SRAM Stats

How do I see the amount of SRAM used or free? I want to adjust the size of some large buffers etc while writing the sketch. I write code, fiddle with buffers till it doesn't crash, write some more,etc.

Use this function to determine free RAM…

int freeRam() {
  extern int __heap_start, *__brkval;
  int v;
  return (int) &v - (__brkval==0?(int)&__heap_start:(int)__brkval);
}

Maybe this: http://forum.pololu.com/viewtopic.php?f=10&t=989&view=unread#p4218 'll help you!

Thanks for your replies. Is there an addon for the compiler or another compiler that shows stats during design time?

@masterl1nk, That code doesn't compile. If you can post a sketch that will compile it would be appreciated.

Change

extern void __bss_end;

To:

extern uint8_t __bss_end;

However the version linked by masterl1nk is no good if you use malloc or new which catches people out.

The version posted by David is safe for malloc and new use.

Thanks for your replies. I don't understand what the code does, I guess it shows the count in the area at the bottom where it shows the compiled byte count. I will just write a small application that will calc the number of each variable and multiply them by the bytes for each type. It will do a new count whenever it sees the source code change. It's 'non arduino' but it will be a quick fix.

The code looks at the block storage section (BSS) to find out how much heap is free and looks at the address of a local variable v, to see where the stack has grown to - basically free RAM is the gap between the current heap-allocation high-water-mark and the stack pointer (stack grows downward).

Thanks Mark, Counting bytes of all declared variables is giving good results so I'll use that for now. I'll probably buy a full featured C compiler for future projects.

I'll probably buy a full featured C compiler for future projects

Why?

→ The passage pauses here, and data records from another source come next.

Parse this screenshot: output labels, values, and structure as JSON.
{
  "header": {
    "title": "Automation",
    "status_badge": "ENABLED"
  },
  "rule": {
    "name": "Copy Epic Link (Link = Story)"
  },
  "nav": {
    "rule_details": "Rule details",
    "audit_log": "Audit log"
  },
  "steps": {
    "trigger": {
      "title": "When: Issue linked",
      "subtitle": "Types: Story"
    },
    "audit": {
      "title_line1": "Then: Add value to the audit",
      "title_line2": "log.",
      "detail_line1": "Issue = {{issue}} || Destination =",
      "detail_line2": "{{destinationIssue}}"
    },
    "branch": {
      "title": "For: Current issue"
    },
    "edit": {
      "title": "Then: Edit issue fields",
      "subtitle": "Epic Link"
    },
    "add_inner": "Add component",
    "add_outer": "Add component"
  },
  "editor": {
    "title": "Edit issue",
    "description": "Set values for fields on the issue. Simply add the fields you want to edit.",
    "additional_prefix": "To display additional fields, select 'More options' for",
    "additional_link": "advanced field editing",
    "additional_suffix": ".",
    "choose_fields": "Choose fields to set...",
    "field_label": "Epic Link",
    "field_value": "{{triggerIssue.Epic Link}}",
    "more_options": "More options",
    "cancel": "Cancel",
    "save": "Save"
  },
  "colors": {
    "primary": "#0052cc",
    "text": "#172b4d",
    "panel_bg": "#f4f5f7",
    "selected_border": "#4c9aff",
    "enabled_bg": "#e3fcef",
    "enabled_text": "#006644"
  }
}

Hello AWOL, I have used the Mikro compiler for PIC for many years and so getting an Arduino project going for someone was a bit of a shock. I'm sure the Arduino compiler is ok for projects that don't have nasty bugs but it has limited fault finding tools, eg can't show stats. Compare the difference between it and the equivalent one here http://www.mikroe.com/mikroc/avr/ide/ I'm not trying to put down the Arduino or the compiler, I'm just saying that there are better compilers for some tasks. My familiarity with the Mikro PIC compiler makes the AVR vrsion an obvious choice.

I'm sure the Arduino compiler is ok for projects that don't have nasty bugs but it has limited fault finding tools, eg can't show stats.

The "Arduino compiler" is a fully-functional avr-gcc compiler.

It functions well to produce code. It does have limited fault finding tools. Please read my post, I'm not trying to knock it. The writer of the project spent days trying to get it working, I spent more than necessary because I couldn't see the memory usage. Reducing the size of his buffers fixed the problem and commenting out code that used lots of int varables also fixed it but seeing how close he was to the limit was not easy. I just kept reducing the size of his buffers (they were byte errorarray[90], etc) until it worked. It also had an unnecessary lot of long strings in SRAM that didn't help eg "Error 34. The motor speed is too high"

My familiarity with the Mikro PIC compiler makes the AVR vrsion an obvious choice.

I had a quick look, but it does not seem to support C++, maybe it does but it raves about C everywhere.

If there is no C++, most of the Arduino core is unusable.

It also had an unnecessary lot of long strings in SRAM that didn't help eg "Error 34. The motor speed is too high"

You know you can simply move them into program memory don't you.

Serial.println(F("This string will be stored in flash memory"));

From:- http://playground.arduino.cc/Learning/Memory

Thanks Mike, that's a handy technique, and easy to access the strings too. I got it working by reducing his need for huge buffers but without your suggestion the only other option would have been to reduce the long strings, thanks.